“No. 1 in all this is the Good Lord,” he said. “He’s got the final say and I’m putting my faith in him.”
Thobe said he prays in the morning, tries to say a rosary once or twice a day, as well, and goes to the Maria Stein Shrine of the Holy Relics for its twice a week prayer service.
“Should I be hitting the hospitals more and doing the medical route?” he said. “Well, we got conflicting treatments at the beginning, so we’re taking this path now and I’ll go back at the end of the month for a check-up.”
In the meantime he tries to keep up as much of his normal schedule as he can.
“A lot of people faced with this would have been brought to their knees, but not Dan,” Kelly Pleiman said. “He rolls with it. He’s full of positive energy. He’s full of life.”
He’s coaching at one of the two-a-day sessions right now. He weathered the withering heat at the Country Concert in Fort Loramie last month and, in a couple of weeks, he’ll be back in the classroom at Marion Local, teaching four classes of high school geometry and an eighth grade algebra class, too.
“When this happens to you, you have a choice,” he said. “You can say, ‘Oh, I’m pretty much done. This is over for me!’ Or you can say, ‘I’m gonna do what I can because I’ve got a lot more to give. I love people and want to make a difference for them.
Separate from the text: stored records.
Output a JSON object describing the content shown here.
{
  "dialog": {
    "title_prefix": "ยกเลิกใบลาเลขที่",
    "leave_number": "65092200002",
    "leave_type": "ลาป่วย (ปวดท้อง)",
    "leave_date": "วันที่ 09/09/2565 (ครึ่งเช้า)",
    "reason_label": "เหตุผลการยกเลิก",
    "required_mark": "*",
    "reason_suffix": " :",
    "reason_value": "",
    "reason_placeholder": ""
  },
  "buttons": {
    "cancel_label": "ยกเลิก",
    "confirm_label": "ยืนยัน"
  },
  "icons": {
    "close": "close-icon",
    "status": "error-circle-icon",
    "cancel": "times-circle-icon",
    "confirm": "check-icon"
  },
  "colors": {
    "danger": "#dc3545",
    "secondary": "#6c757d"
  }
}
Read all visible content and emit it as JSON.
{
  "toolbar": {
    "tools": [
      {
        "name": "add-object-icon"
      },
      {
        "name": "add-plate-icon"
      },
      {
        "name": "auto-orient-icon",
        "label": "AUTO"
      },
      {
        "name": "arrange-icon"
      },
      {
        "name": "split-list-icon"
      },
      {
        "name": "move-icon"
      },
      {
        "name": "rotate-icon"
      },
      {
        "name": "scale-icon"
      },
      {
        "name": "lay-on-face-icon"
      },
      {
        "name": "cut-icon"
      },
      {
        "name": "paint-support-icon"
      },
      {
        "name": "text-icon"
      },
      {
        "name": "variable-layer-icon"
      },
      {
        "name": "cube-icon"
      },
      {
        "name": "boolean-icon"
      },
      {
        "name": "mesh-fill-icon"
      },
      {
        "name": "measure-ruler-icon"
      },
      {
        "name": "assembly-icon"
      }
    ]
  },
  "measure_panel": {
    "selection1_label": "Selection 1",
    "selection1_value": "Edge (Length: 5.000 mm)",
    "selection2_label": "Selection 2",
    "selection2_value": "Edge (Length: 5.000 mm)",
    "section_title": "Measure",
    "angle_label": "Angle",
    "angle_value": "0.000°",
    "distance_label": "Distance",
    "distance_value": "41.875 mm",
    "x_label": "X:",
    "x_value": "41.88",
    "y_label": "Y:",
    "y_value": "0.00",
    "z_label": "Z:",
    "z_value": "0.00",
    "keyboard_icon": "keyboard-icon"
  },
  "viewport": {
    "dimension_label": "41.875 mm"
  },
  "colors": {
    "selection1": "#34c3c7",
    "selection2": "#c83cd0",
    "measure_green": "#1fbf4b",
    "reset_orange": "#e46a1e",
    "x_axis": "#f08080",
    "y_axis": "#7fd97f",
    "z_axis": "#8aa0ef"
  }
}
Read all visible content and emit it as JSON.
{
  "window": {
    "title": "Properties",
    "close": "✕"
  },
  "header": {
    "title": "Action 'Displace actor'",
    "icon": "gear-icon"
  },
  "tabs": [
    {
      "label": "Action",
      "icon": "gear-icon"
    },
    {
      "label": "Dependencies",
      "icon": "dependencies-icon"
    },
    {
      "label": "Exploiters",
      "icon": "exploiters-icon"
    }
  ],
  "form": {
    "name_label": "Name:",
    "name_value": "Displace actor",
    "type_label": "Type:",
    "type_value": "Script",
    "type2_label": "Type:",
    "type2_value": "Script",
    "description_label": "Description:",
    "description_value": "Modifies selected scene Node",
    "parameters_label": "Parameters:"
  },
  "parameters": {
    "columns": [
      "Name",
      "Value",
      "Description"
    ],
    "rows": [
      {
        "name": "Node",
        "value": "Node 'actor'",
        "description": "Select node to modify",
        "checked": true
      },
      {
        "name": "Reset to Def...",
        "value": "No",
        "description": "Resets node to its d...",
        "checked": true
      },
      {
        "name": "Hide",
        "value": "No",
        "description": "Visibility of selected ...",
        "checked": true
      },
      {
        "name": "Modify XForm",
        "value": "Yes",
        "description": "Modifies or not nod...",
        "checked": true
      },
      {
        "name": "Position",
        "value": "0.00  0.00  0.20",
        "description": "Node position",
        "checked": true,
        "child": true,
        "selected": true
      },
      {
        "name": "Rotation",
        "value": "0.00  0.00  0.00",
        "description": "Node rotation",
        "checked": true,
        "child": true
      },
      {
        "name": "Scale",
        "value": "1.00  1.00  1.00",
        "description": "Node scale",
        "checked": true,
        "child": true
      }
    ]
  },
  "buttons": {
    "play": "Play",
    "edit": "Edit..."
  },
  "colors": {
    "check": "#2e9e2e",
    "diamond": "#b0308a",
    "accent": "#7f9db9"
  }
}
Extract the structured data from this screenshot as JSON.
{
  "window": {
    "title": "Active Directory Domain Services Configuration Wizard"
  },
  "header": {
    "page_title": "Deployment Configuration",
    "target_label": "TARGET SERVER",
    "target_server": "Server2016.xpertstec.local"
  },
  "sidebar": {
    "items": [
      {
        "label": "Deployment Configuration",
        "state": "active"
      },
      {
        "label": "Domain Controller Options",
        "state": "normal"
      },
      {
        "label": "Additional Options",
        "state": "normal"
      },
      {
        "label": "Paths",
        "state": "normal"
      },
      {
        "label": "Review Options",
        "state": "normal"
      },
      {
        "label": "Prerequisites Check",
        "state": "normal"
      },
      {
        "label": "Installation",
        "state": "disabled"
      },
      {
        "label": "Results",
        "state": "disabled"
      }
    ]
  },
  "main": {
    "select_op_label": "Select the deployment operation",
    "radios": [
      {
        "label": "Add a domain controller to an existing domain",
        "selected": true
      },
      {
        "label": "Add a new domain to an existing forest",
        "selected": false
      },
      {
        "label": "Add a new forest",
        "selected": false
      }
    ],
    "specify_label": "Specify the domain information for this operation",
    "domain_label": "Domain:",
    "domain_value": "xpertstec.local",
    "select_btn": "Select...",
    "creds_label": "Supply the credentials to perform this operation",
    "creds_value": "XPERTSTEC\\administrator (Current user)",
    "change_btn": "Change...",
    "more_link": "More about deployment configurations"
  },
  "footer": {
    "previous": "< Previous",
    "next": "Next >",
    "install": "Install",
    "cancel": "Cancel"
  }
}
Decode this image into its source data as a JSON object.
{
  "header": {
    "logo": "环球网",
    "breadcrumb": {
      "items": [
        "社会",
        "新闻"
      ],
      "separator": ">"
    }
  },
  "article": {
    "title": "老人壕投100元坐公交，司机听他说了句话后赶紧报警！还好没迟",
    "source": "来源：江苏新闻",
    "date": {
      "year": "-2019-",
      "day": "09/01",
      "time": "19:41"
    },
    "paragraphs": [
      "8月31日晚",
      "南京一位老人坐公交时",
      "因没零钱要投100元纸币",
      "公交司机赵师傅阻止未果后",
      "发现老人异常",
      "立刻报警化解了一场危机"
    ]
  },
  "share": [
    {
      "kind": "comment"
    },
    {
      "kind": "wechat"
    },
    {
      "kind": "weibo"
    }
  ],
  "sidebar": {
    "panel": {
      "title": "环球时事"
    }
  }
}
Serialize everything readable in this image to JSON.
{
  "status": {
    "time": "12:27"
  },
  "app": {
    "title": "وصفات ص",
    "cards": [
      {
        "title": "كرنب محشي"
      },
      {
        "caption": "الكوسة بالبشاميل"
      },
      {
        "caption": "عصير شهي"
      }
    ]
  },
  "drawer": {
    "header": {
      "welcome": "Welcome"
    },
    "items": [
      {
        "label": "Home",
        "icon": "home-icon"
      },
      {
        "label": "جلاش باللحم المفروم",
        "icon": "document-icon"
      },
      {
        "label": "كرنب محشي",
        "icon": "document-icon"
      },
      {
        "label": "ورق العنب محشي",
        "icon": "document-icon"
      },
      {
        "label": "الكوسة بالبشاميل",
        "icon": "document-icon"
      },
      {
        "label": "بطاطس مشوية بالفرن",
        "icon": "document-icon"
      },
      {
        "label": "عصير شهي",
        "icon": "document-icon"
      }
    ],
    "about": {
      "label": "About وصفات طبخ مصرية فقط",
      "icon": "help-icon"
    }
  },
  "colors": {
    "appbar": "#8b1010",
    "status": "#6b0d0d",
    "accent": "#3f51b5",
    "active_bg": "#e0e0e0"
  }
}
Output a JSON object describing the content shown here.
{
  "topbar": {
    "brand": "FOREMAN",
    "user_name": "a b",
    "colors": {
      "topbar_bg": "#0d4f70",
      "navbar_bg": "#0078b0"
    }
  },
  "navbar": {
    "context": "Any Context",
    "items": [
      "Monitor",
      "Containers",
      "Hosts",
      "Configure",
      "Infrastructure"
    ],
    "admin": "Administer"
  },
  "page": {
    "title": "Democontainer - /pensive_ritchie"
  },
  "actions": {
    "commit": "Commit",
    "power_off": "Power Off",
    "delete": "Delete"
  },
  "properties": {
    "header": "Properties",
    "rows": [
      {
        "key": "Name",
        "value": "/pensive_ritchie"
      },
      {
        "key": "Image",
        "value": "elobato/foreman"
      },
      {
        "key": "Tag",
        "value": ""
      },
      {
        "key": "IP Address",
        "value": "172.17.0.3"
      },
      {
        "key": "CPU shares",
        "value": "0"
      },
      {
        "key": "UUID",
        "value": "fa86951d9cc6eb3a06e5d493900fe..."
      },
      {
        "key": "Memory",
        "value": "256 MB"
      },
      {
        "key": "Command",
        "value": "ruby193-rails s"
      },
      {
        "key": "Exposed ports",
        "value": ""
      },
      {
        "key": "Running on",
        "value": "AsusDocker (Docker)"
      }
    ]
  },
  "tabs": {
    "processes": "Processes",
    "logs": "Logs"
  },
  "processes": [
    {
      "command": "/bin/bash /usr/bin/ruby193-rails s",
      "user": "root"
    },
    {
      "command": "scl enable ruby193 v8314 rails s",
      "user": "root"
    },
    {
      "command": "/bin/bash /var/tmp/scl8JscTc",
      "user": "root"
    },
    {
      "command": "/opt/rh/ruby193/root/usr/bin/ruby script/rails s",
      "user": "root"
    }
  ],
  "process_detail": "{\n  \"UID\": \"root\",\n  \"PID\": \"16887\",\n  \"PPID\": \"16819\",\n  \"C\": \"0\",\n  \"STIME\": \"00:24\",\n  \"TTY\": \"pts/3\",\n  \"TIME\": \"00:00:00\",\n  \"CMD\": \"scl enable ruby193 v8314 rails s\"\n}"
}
“I want to live so I’ve just got to keep praying and talking to the Good Lord. And I’ve got to keep fighting.”